It is important to appreciate the exact attachments of this ligament. A ribbon-like band, less than 2.5 cm wide, it lies obliquely across the extensor surface of the wrist joint. Its proximal attachment is to the radius at the anterolateral border above the styloid process, at the lateral border of pronator quadratus. It is not attached to the ulna; its upper border passes by the styloid process of the ulna. It is attached to the pisiform and triquetral bones. It is a thickening in the deep fascia of the forearm. Immediately proximal to it the deep fascia is attached to the styloid process of the ulna but the oblique fibers which pass from here to the radial side are not attached to the radius, being held away from the bone by the extensor muscles of the thumb.
If the extensor retinaculum were attached to both bones of the forearm it would be over 30% longer in pronation than in supination, as is shown by measurement on the bones.
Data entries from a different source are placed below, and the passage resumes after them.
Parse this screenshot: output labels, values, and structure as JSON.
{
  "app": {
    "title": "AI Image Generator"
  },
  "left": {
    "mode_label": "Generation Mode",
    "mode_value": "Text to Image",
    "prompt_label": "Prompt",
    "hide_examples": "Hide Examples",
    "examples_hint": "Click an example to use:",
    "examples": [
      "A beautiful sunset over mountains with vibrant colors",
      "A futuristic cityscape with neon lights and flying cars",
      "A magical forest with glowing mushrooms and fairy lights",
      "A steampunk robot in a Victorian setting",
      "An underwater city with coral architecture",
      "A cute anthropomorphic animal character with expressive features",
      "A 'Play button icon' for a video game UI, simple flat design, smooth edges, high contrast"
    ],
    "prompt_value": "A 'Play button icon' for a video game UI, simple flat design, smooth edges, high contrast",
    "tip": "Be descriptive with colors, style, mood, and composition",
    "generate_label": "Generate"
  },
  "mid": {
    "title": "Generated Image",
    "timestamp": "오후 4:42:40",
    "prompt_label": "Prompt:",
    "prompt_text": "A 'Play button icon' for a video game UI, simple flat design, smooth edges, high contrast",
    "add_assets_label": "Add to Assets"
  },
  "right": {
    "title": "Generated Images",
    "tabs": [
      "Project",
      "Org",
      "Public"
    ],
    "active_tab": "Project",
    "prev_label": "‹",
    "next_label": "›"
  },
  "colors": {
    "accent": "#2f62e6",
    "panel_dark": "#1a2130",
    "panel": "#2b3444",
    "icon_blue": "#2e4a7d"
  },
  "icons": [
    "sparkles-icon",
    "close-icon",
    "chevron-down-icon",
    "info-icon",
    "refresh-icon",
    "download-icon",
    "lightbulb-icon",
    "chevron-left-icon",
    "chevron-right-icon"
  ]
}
Such elongation is obviously not possible, and in fact the retinaculum, attached to the radius and carpus and free from the ulna, maintains a constant tension throughout the whole range of pronation and supination, while the radius and carpus move together around the lower end of the ulna. Thus the retinaculum holds down the extensor tendons, like a wrist strap, in all positions of the forearm bones.
From the deep surface of the extensor retinaculum fibrous septa pass to the bones of the forearm, dividing the extensor tunnel into six compartments. The most lateral compartment lies over the lateral surface of the radius at its distal extremity, and through it pass the tendons of abductor pollicis longus and extensor pollicis brevis, each usually lying in a separate synovial sheath. The next compartment extends as far as the dorsal tubercle, and conveys the tendons of the radial extensors of the wrist (longus and brevis) each lying in a separate synovial sheath. The groove on the ulnar side of the radial tubercle lodges the tendon of extensor pollicis longus, which lies within its own compartment invested with a synovial sheath. Between this groove and the ulnar border of the radius is a shallow depression in which all four tendons of extensor digitorum lie, crowded together over the tendon of extensor indicis. All five tendons in this compartment are invested with a common synovial sheath. The next compartment lies over the radioulnar joint and transmits the double tendon of extensor minimi digiti in a synovial sheath. Lastly, the groove near the base of the ulnar styloid transmits the tendon of extensor carpi ulnaris (in its synovial sheath) which then passes into its own compartment on the dorsal surface of the carpus to reach the fifth metacarpal bone.